In his most recent mock projection, Givony rated McDaniels as the No. 21 draft prospect.
“If you just look at his size (6-foot-6, 200-pounds), his frame, his athleticism and how much he’s improved as a perimeter shooter and a ball-handler, he’s got a lot of things going for him as an NBA prospect,” Givony said. “We may be ahead of the curve here, but I think people will catch up eventually to the kind of prospect he is.”.
Shawn McDaniels sighs through a wide smile, recalling that this nearly realized dream started humbly in the front yard in Birmingham, Ala.
“We had a basketball goal in front of the house, and he would play 24-7. It didn’t matter if it was snowing or freezing or 100 degrees, he was out there bouncing that ball,” she said. “All my neighbors would scream out of their windows and open their doors at 2 in the morning and yell, ‘K.J., Please quit bouncing that basketball!’ “.
McDaniels sharpened his game in Birmingham. He showcased it in Mobile, where his older cousins first provoked his vicious bite.
“They punked me around and tried to go at me,” McDaniels said. “We would fight out in the front yard sometimes, just being competitors. I felt like this was something I’m good at, so I’ll fight for that, fight for the game.”.
“They used to give him a hard time. They’d bang him up,” Shawn McDaniels said. “K.J. Doesn’t like to lose, so he hung in there. He was always ready, asking, ‘When are we going back to Mobile? I’ve got to show them now.’ “.
Shawn McDaniels said K.J. Received that stubborn, competitive edge from the same place he received his name.
His father, Kevin McDaniels, led the University of South Alabama to the NCAA Tournament as a senior in 1991. He earned All-Sun Belt Conference honors that season after shooting 52.6 percent from the field, including 42.2 percent from 3-point range.

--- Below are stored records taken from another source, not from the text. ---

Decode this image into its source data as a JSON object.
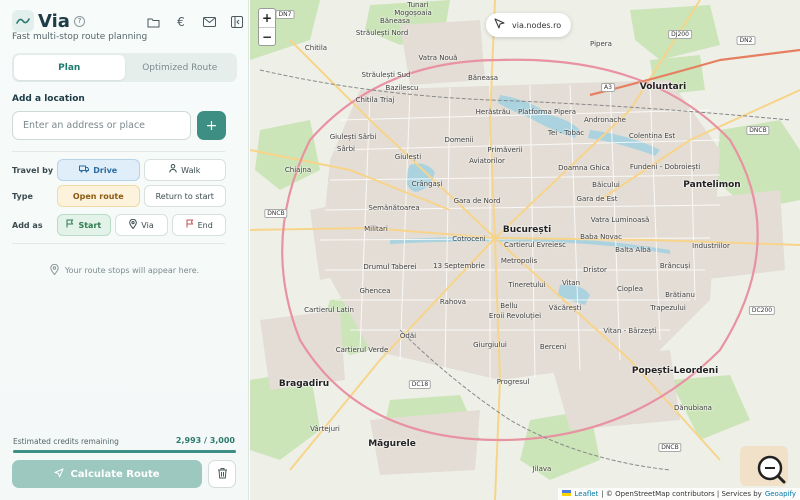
{
  "app": {
    "name": "Via",
    "help": "?",
    "tagline": "Fast multi-stop route planning",
    "header_icons": [
      "folder-icon",
      "euro-icon",
      "mail-icon",
      "collapse-panel-icon"
    ],
    "currency_symbol": "€"
  },
  "tabs": [
    {
      "label": "Plan",
      "active": true
    },
    {
      "label": "Optimized Route",
      "active": false
    }
  ],
  "add_location": {
    "title": "Add a location",
    "placeholder": "Enter an address or place",
    "add_symbol": "+"
  },
  "options": {
    "travel_by": {
      "label": "Travel by",
      "choices": [
        "Drive",
        "Walk"
      ],
      "selected": "Drive"
    },
    "type": {
      "label": "Type",
      "choices": [
        "Open route",
        "Return to start"
      ],
      "selected": "Open route"
    },
    "add_as": {
      "label": "Add as",
      "choices": [
        "Start",
        "Via",
        "End"
      ],
      "selected": "Start"
    }
  },
  "empty_state": "Your route stops will appear here.",
  "credits": {
    "label": "Estimated credits remaining",
    "value": "2,993 / 3,000",
    "fraction": 0.998
  },
  "calculate_label": "Calculate Route",
  "map": {
    "zoom_in": "+",
    "zoom_out": "−",
    "site": "via.nodes.ro",
    "labels": {
      "l1": "Mogoșoaia",
      "l2": "Tunari",
      "l3": "Băneasa",
      "l4": "Străulești Nord",
      "l5": "Chitila",
      "l6": "Vatra Nouă",
      "l7": "Străulești Sud",
      "l8": "Băneasa",
      "l9": "Bazilescu",
      "l10": "Chitila Triaj",
      "l11": "Herăstrău",
      "l12": "Platforma Pipera",
      "l13": "Voluntari",
      "l14": "Giulești Sârbi",
      "l15": "Domenii",
      "l16": "Andronache",
      "l17": "Tei - Tobac",
      "l18": "Colentina Est",
      "l19": "Giulești",
      "l20": "Primăverii",
      "l21": "Aviatorilor",
      "l22": "Chiajna",
      "l23": "Crângași",
      "l24": "Doamna Ghica",
      "l25": "Fundeni - Dobroiești",
      "l26": "Pantelimon",
      "l27": "Gara de Nord",
      "l28": "Băicului",
      "l29": "Gara de Est",
      "l30": "Semănătoarea",
      "l31": "Vatra Luminoasă",
      "l32": "Militari",
      "l33": "București",
      "l34": "Cotroceni",
      "l35": "Cartierul Evreiesc",
      "l36": "Baba Novac",
      "l37": "Balta Albă",
      "l38": "Industriilor",
      "l39": "Drumul Taberei",
      "l40": "13 Septembrie",
      "l41": "Metropolis",
      "l42": "Dristor",
      "l43": "Brâncuși",
      "l44": "Ghencea",
      "l45": "Tineretului",
      "l46": "Vitan",
      "l47": "Cioplea",
      "l48": "Cartierul Latin",
      "l49": "Rahova",
      "l50": "Bellu",
      "l51": "Văcărești",
      "l52": "Trapezului",
      "l53": "Eroii Revoluției",
      "l54": "Odăi",
      "l55": "Giurgiului",
      "l56": "Cartierul Verde",
      "l57": "Berceni",
      "l58": "Vitan - Bârzești",
      "l59": "Bragadiru",
      "l60": "Popești-Leordeni",
      "l61": "Progresul",
      "l62": "Vârtejuri",
      "l63": "Dănubiana",
      "l64": "Măgurele",
      "l65": "Pipera",
      "l66": "Sârbi",
      "l67": "Jilava",
      "l68": "Brătianu"
    },
    "shields": {
      "s1": "DN7",
      "s2": "DJ200",
      "s3": "DN2",
      "s4": "A3",
      "s5": "DNCB",
      "s6": "DNCB",
      "s7": "DC200",
      "s8": "DC18",
      "s9": "DNCB"
    },
    "attribution": {
      "leaflet": "Leaflet",
      "text": "| © OpenStreetMap contributors | Services by",
      "provider": "Geoapify"
    }
  },
  "colors": {
    "accent": "#3c8f82",
    "accent_light": "#9cc8bf",
    "drive": "#dfeef9",
    "open_route": "#fdf3dc",
    "start": "#e3f3ea"
  }
}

“I was a pretty good ball player,” Kevin said modestly, “but K.J.’S taken it to a whole other level. I’m really proud of him. He put in a lot of hard work and got better.
“I started to see it maybe his freshman year in high school, when I saw him drive with his left hand down the middle and dunk. I said, ‘Wow, we may have something here.’ “.
Yet, according to Shawn McDaniels, in the front yard, Kevin still is reluctant to concede the crown.
“My husband keeps saying once his knee is better he’s going to play K.J. Again,” she said. “They’re so competitive, K.J. Is not going to let his dad win. I said, ‘Kevin, just let it go, honey. Don’t play K.J. Trying to prove something, because you’re going to have another injured knee and your pride is going to be hurt.
‘I’ll play you if you want to win, because I can’t put a ball near the hole. That’s your best competition right there. I don’t think it’s K.J. Any more. That boy is different. He’s some kind of freak of nature.’.
“On the court, he’s a beast, but off the court, he’s so kind and gentle and humble. More than the basketball player he is, I love the person he is.”.
K.J. McDaniels never barks about his doubters, his rising popularity or his NBA projections. Layla has taught him the folly in weighing the perceptions of others too heavily.
“People see pit bulls, and they automatically think they’re bad,” McDaniels said. “They’re good dogs. People just don’t know about them. I play as if no one knows about me. Even though I get a lot of attention and I’m first on the scouting report, I have to stay humble and hungry. I try to prove myself every game.”.
Mandrallius Robinson also writes for The Greenville (S.C.) News.